A week after the BWF World Championship in Copenhagen, top-flight badminton continues with the China Open – the season’s final Super 1000 tournament – starting Tuesday.
The tournament is marking a return to the regular calendar after not being held since 2020 due to COVID-19 and travel restrictions.
From an Indian perspective, it’s one of the final tournaments before the Asian Games to be held later this month. PV Sindhu and Kidambi Srikanth withdrew from the competition on Monday, and there will be no Indian competing in the women’s singles. Both Sindhu and Srikanth are part of India’s Asiad squad.
At the previous Super 1000 tournament in Indonesia, Satwiksairaj Rankireddy and Chirag Shetty became the first Indians to win a title at the highest level of the BWF World Tour (barring the Worlds) and they will hope to find that touch again after missing out on a medal at the Worlds.
Here’s a look at Indians’ draw and chances at the 2023 China Open:
There are three Indians in the draw but none of them are seeded.
All eyes will be on the in-form HS Prannoy, who won his first World Championship medal in his last competition with a stunning win over world No 1 Viktor Axelsen.

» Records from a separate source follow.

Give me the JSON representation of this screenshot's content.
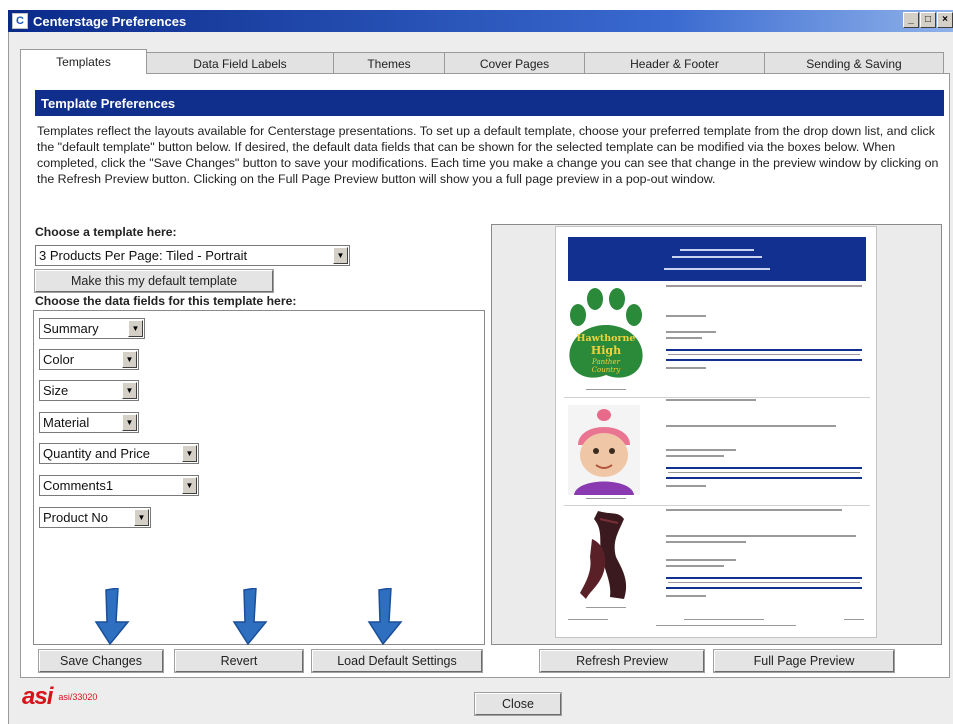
{
  "window": {
    "title": "Centerstage Preferences",
    "controls": {
      "minimize": "_",
      "maximize": "□",
      "close": "×"
    }
  },
  "tabs": [
    {
      "label": "Templates",
      "active": true
    },
    {
      "label": "Data Field Labels",
      "active": false
    },
    {
      "label": "Themes",
      "active": false
    },
    {
      "label": "Cover Pages",
      "active": false
    },
    {
      "label": "Header & Footer",
      "active": false
    },
    {
      "label": "Sending & Saving",
      "active": false
    }
  ],
  "section": {
    "title": "Template Preferences",
    "description": "Templates reflect the layouts available for Centerstage presentations. To set up a default template, choose your preferred template from the drop down list, and click the \"default template\" button below. If desired, the default data fields that can be shown for the selected template can be modified via the boxes below. When completed, click the \"Save Changes\" button to save your modifications. Each time you make a change you can see that change in the preview window by clicking on the Refresh Preview button. Clicking on the Full Page Preview button will show you a full page preview in a pop-out window."
  },
  "template": {
    "choose_label": "Choose a template here:",
    "selected": "3 Products Per Page: Tiled - Portrait",
    "default_button": "Make this my default template"
  },
  "fields": {
    "choose_label": "Choose the data fields for this template here:",
    "items": [
      "Summary",
      "Color",
      "Size",
      "Material",
      "Quantity and Price",
      "Comments1",
      "Product No"
    ]
  },
  "preview": {
    "products": [
      {
        "image": "paw-print-logo-product",
        "logo_text": [
          "Hawthorne",
          "High",
          "Panther",
          "Country"
        ]
      },
      {
        "image": "baby-hat-product"
      },
      {
        "image": "scarf-product"
      }
    ]
  },
  "buttons": {
    "save": "Save Changes",
    "revert": "Revert",
    "load_default": "Load Default Settings",
    "refresh_preview": "Refresh Preview",
    "full_page_preview": "Full Page Preview",
    "close": "Close"
  },
  "brand": {
    "logo": "asi",
    "code": "asi/33020",
    "color": "#d8121b"
  },
  "colors": {
    "header_blue": "#102e8c",
    "arrow_blue": "#2e6fc0"
  }
}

The new world No 6 starts his campaign against Malayisa’s Ng Tze Yong in what will be their first meeting. There is only one other seed in his section – fifth seed Jonatan Christie – after the withdrawal of recently crowned world champion Kunlavut Vitidsarn, giving him a good chance at a deep run
First though, he has a possible all-Indian clash in the second round. Upcoming Indian Priyanshu Rajawat got a stroke of luck as he will now play reserve Shesar Hiren Rhustavito in the first round, instead of the third seed. Wins for both would pit Prannoy and Priyasnhu against each other for a place in the quarters.
Lakshya Sen, in the same quarter as Axelsen, starts off against another Dane – Anders Antonsen. The two have a split H2H of 1-1 but Antonsen is the in-form player having won a bronze at the Worlds. A win will pit him against seventh seed Loh Kean Yew, who Sen leads 5-3.
If Lakshya and Prannoy both reach and win their respective quarterfinal, we could have a repeat of the match-up that seemed to happen every other week a few months back.
With PV Sindhu’s withdrawal, there will be no Indian in this section.
Satwik and Chirag are second seeds and will be raring to go after missing out at what turned out to be a very open men’s doubles field at the Worlds. However, they are placed in a tricky quarter.
The Indians start against last year’s All England champions Muhammad Shohibul Fikri and Bagas Maulana of Indonesia, who they lead 3-1 but lost to the last time they played at the Thailand Open in June.
Also in their section are ‘Daddies’ Hendra Setiawan & Mohammad Ahsan and reigning world champions Kang Min-hyuk and Seo Seung-jae, seeded sixth and coming in great form. (Seo won both the men’s and mixed doubles gold medals at Worlds, on the same day).
However, Satwik and Chirag are capable enough to see off these threats and make a good run in China, may be even going for the world No 1 ranking which is within their grasp.
The other Indian pair in action is MS Arjun and Dhruv Kapila, who start against Keiichiro Matsui and Yoshinori Takeuchi, a Japanese pair they have beaten in their only encounter before. A win will pit them against fifth seeds and former world champions Takuro Hoki and Yugo Kobayashi.
Treesa Jolly and Gayatri Gopichand are the only Indians in the women’s doubles draw and have drawn the shortest stick there is.
The Indians start against Chen Qing Chen and Jia Yi Fan, the Chinese top seeds who just won their third straight world title. They played in the third round of the Worlds a week back and the Indians lost 14-21, 9-21.
Sikki Reddy and Rohan Kapoor are the only Indian pair in mixed doubles and they start off against Chen Tang Jie and Toh Ee Wei of Malaysia (H2H 0-0). A win will likely pit them against sixth seeds Kim Won Ho and Jeong Na Eun.